Certainly the most distinguished and sought-out set studio in Prague, Barrandov Studio was founded in 1921. It focuses on various facilities and areas of expertise, having produced or taken part in a total of at least 2500 movies. While some of these films were international, the rest were all local. Both types gained quite a bit of fame, making Barrandov Studio the biggest film studio in Prague, and one of the largest in the country itself.
According to the information provided by those who have entered the studio, there are almost 260,000 props, at least 9000 wigs and other accessories that could be required during the shooting of films. While some may not understand the importance of the preservation of these, others are delighted about finding them. Some of these articles depict prehistoric times, which naturally makes the Barrandov Studio a heaven for people who dig history and how life was during earlier periods.
Movie enthusiasts often visit the Barrandov Studio, especially young filmmakers or filmmakers in the making. It comes as no shock, watching them horde around the area, as this studio has produced tens of international films that have gone on to win several awards. Some of the biggest wins among these awards were probably the Oscars. A few of the famous movies that have won big and were produced by the Barrandov Studio are: “Mission: Impossible”, “A Knight’s Tale”, “The Bourne Identity”, “Tristan and Isolde”, “Babylon A.D.” and much more.
One of the well-known, tycoon families of Prague in the early 1900s, the Havells, were the founders of the Barrandov Studio. Initially, one of the brothers meant for the studio to be a single, most bling-bling residential complex. However, the other Havell brother interceded, putting stress on wanting to include a studio in the engineered plan of the structure.

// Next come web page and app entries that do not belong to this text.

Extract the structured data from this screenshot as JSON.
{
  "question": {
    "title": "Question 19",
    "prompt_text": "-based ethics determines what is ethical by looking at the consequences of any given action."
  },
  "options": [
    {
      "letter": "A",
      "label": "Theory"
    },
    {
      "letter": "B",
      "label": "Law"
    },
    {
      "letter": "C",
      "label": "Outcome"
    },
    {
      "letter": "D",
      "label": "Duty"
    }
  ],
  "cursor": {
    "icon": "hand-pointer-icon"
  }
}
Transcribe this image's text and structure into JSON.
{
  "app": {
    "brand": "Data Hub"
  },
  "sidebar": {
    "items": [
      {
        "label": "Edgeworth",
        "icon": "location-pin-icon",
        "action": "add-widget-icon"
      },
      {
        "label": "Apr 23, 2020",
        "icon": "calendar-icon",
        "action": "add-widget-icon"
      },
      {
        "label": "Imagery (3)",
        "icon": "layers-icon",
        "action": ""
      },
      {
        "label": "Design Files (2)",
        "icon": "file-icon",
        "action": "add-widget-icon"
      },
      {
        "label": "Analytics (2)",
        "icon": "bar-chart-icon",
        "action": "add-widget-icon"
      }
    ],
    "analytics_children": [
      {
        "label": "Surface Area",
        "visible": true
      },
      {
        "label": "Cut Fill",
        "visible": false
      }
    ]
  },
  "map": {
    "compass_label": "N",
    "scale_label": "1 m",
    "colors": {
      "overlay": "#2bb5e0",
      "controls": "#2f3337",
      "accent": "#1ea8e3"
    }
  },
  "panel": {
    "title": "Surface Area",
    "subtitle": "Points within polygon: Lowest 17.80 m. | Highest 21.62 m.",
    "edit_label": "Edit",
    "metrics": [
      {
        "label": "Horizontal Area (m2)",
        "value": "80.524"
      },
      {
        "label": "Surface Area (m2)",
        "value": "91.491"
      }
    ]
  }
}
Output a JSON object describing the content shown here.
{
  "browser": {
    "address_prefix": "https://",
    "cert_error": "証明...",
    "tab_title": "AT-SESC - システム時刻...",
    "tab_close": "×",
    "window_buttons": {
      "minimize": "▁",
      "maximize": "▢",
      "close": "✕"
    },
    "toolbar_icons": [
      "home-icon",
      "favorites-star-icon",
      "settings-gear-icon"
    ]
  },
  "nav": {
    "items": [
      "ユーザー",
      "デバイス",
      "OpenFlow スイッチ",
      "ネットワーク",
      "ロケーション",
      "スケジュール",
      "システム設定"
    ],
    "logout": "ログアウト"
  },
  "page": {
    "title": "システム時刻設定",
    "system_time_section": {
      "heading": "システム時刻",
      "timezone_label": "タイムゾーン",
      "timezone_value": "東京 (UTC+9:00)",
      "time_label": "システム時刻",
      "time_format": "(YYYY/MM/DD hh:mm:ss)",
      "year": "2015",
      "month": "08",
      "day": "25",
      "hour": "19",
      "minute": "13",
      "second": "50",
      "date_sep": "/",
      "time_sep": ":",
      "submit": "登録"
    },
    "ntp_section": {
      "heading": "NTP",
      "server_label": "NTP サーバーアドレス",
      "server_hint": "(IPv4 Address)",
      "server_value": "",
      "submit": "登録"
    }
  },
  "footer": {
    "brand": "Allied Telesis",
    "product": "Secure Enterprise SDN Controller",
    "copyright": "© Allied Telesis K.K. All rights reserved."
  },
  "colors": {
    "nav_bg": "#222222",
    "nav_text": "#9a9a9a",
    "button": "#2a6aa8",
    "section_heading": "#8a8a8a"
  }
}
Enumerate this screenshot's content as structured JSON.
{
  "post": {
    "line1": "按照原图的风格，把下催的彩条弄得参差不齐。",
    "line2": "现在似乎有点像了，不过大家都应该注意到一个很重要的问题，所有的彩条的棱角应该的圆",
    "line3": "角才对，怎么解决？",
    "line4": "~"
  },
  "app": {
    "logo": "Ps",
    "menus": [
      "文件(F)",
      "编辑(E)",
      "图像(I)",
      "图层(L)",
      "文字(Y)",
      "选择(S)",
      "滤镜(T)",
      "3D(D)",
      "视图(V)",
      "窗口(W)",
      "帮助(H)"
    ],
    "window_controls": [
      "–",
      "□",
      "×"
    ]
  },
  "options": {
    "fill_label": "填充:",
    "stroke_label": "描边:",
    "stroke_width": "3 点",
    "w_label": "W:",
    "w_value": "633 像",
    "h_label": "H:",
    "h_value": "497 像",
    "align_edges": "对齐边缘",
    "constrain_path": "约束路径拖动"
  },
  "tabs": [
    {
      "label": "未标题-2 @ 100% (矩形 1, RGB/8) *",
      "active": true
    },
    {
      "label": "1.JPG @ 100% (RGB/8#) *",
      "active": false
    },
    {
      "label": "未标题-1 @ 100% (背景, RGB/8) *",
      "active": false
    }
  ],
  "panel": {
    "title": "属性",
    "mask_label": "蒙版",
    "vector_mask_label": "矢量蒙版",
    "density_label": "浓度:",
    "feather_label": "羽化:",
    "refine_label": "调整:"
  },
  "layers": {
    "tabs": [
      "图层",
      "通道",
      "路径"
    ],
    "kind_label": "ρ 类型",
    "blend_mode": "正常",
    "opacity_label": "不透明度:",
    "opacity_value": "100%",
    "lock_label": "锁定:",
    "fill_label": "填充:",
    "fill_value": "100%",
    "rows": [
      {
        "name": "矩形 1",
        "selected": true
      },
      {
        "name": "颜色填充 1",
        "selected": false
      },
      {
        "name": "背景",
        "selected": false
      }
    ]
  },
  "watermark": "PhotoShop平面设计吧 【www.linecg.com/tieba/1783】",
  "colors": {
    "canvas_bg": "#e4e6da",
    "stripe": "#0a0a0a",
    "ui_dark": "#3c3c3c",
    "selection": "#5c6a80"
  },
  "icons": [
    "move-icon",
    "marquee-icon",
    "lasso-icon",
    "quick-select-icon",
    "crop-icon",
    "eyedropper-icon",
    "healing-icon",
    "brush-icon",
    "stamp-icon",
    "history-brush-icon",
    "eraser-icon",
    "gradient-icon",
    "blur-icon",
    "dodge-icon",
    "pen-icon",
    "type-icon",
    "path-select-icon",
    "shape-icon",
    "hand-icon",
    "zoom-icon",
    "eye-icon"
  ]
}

An interesting thing, the World War II brought in remarkable additions to the Barrandov Studio. Supposedly, the Nazis wanted three interlocking stages to be included into this edifice. Somewhere during 1934-1935, the first ever Czech film was shot in the studio. By the 1970s, this studio had a lot happening for them, albeit on a national level. However, just a decade later, foreigner movie-makers started approaching the Barrandov Studio, helping it rise to the heights at which it is today.